‘Sunrise At Marwar Junction’ is another title that helps the listener along. Blissful vibes permeate, closer to Tangerine Dream and Cluster. Google tells me Marwar Junction is in Rajasthan, some way away from Mars then. Stately and serene, the song saunters by in a dreamy haze. It’s strange disconnection offering an escape from the oily sweat of the rest of the album, like taking an overdose of JJ-180 (B) and waking up hundreds of years in the past.
After a chilled out ride through the middle of the album, ‘La Kraut’ takes us back into warp speed, a head spinning death dash. A compulsive bass riff gives way to a crystalline guitar solo and back again, the two ideas working together and tangentially, as if the listener has taken too many hits of Substance D (C). Intoxicating.
‘Runners’ is a neurotic perpetual motion machine, the audio equivalent of a blinking light in the night. An insistent bassline hammers to the tune of white noise. Approaching 3 minutes the song settles down with a degree of clarity descending. When the drums kick in halfway through the paranoia is over and release is provided with an addictive mid tempo groove. Gradually turning up the heat this would sound great in a warehouse in the small hours of the morning, sweat dripping down the walls and the colours of the strobes burning your retinas. Getting faster and faster the song builds to a literal heart pounding finale.
‘Carousel’ sounds like a symphony of radar. Uplifting and transcendent it once again proves that motorik strives towards utopia. One criticism I would level is that the trick of having a slow first half and a frisky second half wears thin by the end of the album. While ‘Carousel’ does offer a last chance to enjoy what Eat lights; Become lights do so well, maybe ‘Sunrise At Marwar Junction’ might have made for a better way to round the album off, offering a come down after the giddy excitement of ‘Runners’.
A sprawling collage of space ships, robots and endless neon-bathed cities is splayed across Heavy Electrics. It is a huge album of dazzling vista’s, portrayed in head spinning panorama’s. Yet a sense of fun and the urge to make people dance is never too far away which provides the band with their immediacy and the true nature of their importance.

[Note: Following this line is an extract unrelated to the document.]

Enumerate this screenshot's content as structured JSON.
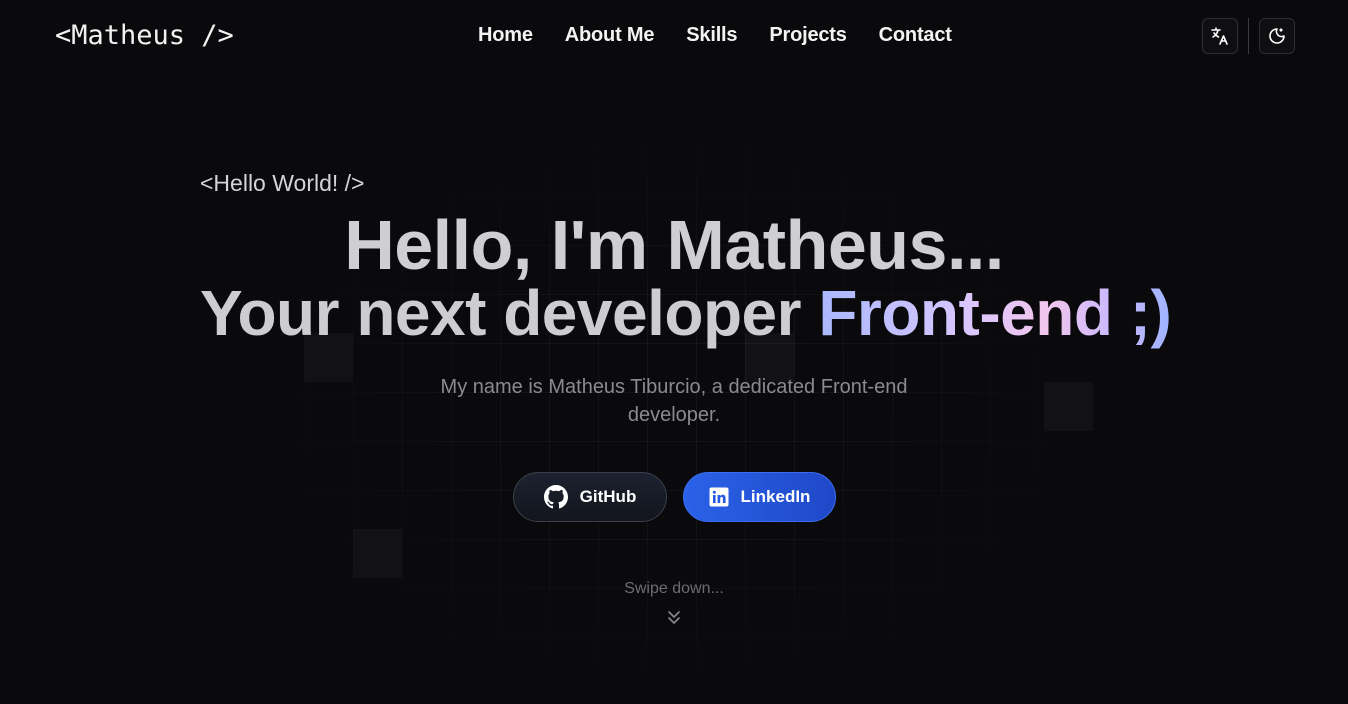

In thrall to the unknown glories that wait us, this is a vital, bold and exciting off-world adventure.
And the answers for those taking part at home:
(A) A Clockwork Orange (B) Now Wait For Last Year (C) A Scanner Darkly